* Exercise *
Scan the records below. Copy every line in which the word "JSON" appears.

********

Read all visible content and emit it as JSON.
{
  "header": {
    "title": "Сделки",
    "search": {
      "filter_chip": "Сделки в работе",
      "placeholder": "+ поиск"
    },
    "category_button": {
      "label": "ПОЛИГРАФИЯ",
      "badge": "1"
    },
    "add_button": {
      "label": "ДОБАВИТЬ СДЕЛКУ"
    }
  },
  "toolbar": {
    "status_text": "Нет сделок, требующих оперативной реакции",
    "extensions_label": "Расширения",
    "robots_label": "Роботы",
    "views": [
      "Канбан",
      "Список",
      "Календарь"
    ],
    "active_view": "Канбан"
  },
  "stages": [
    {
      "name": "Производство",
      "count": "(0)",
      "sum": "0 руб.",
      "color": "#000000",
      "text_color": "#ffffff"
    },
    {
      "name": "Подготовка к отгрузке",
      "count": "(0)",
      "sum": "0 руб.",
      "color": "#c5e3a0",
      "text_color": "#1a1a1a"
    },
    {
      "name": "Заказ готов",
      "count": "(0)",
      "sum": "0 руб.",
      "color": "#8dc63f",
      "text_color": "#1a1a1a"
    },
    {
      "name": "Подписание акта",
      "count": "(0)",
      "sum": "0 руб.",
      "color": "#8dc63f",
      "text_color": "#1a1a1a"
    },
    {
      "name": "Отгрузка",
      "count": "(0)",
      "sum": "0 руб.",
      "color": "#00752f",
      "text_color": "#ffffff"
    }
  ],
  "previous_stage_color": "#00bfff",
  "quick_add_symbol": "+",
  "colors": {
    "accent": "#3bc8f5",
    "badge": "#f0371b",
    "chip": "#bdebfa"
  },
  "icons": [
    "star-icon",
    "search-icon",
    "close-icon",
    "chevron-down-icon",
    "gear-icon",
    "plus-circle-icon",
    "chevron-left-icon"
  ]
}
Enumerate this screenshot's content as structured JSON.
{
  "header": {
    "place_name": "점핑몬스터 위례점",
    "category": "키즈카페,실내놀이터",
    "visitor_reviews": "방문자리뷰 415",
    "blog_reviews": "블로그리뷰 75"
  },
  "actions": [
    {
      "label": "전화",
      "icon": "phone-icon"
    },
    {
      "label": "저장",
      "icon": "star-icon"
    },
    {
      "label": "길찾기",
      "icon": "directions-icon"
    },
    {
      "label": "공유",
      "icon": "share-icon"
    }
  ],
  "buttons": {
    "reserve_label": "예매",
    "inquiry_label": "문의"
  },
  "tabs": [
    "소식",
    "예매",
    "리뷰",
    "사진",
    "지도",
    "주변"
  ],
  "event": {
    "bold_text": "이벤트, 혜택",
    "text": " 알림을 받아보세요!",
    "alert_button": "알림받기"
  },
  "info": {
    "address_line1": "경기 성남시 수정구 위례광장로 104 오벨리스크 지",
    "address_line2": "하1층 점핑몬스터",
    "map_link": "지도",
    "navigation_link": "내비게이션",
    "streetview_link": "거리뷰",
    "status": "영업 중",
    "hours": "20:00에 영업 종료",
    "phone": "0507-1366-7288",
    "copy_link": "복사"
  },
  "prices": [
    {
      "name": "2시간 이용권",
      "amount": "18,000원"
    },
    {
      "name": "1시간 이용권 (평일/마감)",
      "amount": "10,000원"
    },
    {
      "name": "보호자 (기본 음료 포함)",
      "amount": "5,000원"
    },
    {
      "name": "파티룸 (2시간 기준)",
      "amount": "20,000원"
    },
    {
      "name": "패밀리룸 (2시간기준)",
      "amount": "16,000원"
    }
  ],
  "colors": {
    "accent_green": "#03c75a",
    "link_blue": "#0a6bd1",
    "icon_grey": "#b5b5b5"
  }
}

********

* Result of this exercise *
Read all visible content and emit it as JSON.
Enumerate this screenshot's content as structured JSON.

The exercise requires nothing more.